      Some friends who worked for SW Bell in downtown 20 years ago before leaving for Chicago were just back for a wedding and quized me endlessly on their jaw-dropping (to them) discovery that downtown is dead. “No one works here anymore”. I was perplexed by this view as I saw downtown in resurgence and asked them a couple times in they had visited Washington Ave and realized how many people now live in downtown. They weren’t buying it.

      And my friends have a point. Downtown is in decline in that office jobs are leaving in droves. 20 years ago Bell had thousands of employees downtown. Soon,
      the 42 story AT&T tower will be empty. Other major buildings are
      seeing high vacancies after losing anchor tenants including the Met Life Building. This is seriously a blow to the city tax base because of loss of high earner income (earnings) taxes.

      Conversely, downtown is booming with residential development. I work in downtown and when I look around I see a downtown cleaned up and transformed from so many now living in downtown.
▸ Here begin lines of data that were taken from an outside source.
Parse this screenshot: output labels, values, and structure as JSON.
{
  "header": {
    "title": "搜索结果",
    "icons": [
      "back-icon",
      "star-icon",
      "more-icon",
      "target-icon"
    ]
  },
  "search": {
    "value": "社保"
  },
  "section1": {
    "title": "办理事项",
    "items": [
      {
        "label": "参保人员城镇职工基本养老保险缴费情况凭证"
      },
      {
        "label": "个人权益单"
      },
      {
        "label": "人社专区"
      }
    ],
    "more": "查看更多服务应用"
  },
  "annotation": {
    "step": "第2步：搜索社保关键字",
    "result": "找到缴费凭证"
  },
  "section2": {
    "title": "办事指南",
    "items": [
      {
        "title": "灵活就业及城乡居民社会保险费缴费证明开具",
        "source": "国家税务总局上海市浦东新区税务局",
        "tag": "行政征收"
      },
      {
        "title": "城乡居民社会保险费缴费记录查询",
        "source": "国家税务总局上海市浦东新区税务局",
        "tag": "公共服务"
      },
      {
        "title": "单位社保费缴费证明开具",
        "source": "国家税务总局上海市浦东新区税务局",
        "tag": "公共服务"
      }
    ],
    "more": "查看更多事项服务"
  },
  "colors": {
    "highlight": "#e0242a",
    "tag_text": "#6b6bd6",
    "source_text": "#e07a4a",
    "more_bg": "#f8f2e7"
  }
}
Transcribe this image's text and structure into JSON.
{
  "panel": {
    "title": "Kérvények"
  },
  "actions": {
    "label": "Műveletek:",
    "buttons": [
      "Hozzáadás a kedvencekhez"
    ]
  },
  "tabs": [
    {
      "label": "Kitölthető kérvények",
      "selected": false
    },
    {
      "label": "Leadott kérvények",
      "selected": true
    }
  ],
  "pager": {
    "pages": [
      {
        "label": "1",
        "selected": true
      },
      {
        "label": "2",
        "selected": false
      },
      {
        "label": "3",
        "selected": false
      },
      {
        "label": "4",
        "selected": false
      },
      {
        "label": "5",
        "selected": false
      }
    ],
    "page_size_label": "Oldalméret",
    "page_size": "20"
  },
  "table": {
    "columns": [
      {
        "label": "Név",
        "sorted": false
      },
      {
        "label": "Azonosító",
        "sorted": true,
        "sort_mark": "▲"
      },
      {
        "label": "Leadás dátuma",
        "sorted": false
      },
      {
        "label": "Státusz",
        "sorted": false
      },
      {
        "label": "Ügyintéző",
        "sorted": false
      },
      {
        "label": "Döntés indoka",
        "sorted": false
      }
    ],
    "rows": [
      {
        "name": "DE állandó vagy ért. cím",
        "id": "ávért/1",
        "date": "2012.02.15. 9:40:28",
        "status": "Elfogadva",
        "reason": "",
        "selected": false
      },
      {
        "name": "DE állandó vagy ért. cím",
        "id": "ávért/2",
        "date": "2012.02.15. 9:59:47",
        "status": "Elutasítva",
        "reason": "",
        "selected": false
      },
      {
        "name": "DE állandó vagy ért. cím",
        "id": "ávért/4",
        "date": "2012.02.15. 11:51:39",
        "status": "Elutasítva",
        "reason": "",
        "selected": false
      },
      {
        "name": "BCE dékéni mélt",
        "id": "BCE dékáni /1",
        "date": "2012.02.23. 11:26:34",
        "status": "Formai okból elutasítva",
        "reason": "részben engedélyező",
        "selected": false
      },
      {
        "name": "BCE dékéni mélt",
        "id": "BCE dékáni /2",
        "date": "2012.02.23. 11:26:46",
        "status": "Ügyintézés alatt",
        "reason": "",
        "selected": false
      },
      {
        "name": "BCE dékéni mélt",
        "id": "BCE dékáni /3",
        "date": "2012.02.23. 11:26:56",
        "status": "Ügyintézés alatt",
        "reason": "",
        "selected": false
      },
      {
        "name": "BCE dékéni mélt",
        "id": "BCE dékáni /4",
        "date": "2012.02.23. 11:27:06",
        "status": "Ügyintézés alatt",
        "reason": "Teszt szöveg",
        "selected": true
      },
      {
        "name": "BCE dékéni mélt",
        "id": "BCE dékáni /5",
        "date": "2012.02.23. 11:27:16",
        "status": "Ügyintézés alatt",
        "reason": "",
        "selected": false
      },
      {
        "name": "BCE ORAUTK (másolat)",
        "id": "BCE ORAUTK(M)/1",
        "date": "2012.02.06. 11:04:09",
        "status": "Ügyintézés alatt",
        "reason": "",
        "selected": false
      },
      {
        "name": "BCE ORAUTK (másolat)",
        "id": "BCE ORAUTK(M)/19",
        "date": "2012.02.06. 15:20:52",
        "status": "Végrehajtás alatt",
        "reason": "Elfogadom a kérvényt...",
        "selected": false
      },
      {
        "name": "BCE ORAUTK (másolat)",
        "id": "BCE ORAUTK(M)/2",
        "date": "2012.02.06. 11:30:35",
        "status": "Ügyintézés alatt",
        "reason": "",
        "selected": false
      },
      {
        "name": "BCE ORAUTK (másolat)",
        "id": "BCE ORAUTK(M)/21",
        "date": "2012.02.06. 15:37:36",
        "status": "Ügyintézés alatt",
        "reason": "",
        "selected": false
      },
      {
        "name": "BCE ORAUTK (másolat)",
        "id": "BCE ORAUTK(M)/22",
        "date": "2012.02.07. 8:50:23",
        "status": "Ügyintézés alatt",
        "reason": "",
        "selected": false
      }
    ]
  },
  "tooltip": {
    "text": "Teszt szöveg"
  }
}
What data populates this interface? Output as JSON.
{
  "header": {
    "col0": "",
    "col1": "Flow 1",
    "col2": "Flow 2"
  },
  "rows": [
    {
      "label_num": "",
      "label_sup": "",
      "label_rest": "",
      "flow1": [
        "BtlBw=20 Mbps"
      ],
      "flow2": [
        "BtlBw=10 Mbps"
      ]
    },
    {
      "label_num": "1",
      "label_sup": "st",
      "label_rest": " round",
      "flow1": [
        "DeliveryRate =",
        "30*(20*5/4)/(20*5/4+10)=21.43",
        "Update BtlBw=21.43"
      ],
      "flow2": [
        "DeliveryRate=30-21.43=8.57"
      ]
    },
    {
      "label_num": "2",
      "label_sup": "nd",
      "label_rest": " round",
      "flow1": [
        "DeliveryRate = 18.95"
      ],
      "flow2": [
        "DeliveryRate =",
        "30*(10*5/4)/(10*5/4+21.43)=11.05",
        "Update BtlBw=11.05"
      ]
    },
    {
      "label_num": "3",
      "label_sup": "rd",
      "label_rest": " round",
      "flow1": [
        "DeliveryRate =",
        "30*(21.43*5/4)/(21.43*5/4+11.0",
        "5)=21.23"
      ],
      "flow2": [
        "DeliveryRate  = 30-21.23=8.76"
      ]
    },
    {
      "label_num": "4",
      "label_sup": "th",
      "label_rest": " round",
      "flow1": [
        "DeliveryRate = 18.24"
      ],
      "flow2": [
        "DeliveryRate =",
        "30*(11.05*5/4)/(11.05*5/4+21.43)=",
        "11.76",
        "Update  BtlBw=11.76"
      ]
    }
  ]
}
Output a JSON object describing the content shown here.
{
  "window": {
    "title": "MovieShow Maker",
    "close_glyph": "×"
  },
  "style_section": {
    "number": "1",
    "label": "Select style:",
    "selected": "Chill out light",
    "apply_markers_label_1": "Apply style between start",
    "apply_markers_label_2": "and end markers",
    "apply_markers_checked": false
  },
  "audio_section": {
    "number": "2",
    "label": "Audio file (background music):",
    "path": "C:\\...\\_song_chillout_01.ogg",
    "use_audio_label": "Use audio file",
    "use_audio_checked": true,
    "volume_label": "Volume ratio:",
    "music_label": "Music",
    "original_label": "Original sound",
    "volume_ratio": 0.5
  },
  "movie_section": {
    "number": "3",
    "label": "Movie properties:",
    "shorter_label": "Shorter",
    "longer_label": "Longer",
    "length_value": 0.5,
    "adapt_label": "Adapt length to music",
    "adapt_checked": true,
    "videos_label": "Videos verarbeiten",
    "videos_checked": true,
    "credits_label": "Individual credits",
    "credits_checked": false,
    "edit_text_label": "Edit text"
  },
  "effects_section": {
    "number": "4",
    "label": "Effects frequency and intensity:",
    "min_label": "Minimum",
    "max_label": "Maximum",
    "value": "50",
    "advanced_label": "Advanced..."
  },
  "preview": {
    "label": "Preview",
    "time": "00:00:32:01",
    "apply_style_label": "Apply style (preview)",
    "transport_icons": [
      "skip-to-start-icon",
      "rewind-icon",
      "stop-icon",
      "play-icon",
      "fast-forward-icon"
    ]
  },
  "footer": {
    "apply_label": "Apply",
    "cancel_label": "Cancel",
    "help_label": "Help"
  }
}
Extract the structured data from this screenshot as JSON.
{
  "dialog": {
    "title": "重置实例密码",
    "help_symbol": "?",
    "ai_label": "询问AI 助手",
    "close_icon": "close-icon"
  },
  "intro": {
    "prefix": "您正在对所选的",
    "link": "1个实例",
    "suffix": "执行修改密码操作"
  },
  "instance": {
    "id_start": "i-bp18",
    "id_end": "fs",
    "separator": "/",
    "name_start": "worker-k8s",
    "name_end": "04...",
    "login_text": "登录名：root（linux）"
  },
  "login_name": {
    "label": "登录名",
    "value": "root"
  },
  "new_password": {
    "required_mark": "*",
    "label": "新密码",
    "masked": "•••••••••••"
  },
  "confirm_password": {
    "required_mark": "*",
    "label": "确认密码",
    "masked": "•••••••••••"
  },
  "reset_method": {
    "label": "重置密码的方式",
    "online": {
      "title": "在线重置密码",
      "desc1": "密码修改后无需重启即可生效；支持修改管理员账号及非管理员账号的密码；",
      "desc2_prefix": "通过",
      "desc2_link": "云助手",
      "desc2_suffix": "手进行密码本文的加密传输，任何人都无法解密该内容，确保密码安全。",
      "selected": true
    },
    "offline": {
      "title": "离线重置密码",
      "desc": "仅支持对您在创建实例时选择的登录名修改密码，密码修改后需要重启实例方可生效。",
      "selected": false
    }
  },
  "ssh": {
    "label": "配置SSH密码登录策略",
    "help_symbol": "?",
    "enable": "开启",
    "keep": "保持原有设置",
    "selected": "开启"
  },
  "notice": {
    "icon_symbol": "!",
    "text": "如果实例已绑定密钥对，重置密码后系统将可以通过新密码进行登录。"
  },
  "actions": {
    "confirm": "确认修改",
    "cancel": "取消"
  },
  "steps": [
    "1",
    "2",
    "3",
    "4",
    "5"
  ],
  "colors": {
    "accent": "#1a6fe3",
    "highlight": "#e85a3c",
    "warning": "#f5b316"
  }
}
      The reality is that it’s a real mixed bag for downtown. The city needs to attract more office workers to fill the existing buildings. You would think this would be easy given that “A” space rents in Clayton are double the rent costs in downtown. The rent premium for Clayton more than offsets the earnings tax which comes in somewhere between $1-3 dollars a foot. Does someone have the data on the earning tax / sq foot of rent?

      • John R.

        Don, I wasn’t here 20 yrs. ago, but I can imagine someone like your friend being shocked. In 1994, a new TWA Dome was being built that would soon host the new Saint Louis Rams and TWA itself was bringing travelers from across the world. Exciting times!

        Macy’s/Dillard’s/Saint Louis Center had begun to lose some of the luster, but they still had a pulse, more mom and pop shops were open and there were probably 20,000 or more office workers. And there were some 75,000 more souls in the city, a portion of which would find themselves downtown for this or that. I imagine that overall daytime population was significantly higher than today. Its a different downtown now and there has been a lot of progress in some areas, but I just hope it only gets better from here!

        • Don

          you have perfectly captured their view. They also mentioned the closed Famous and Dillards gone.

  • Mark Groth

    This building has one of my favorite fire escapes. Fantastic news!!!

  • John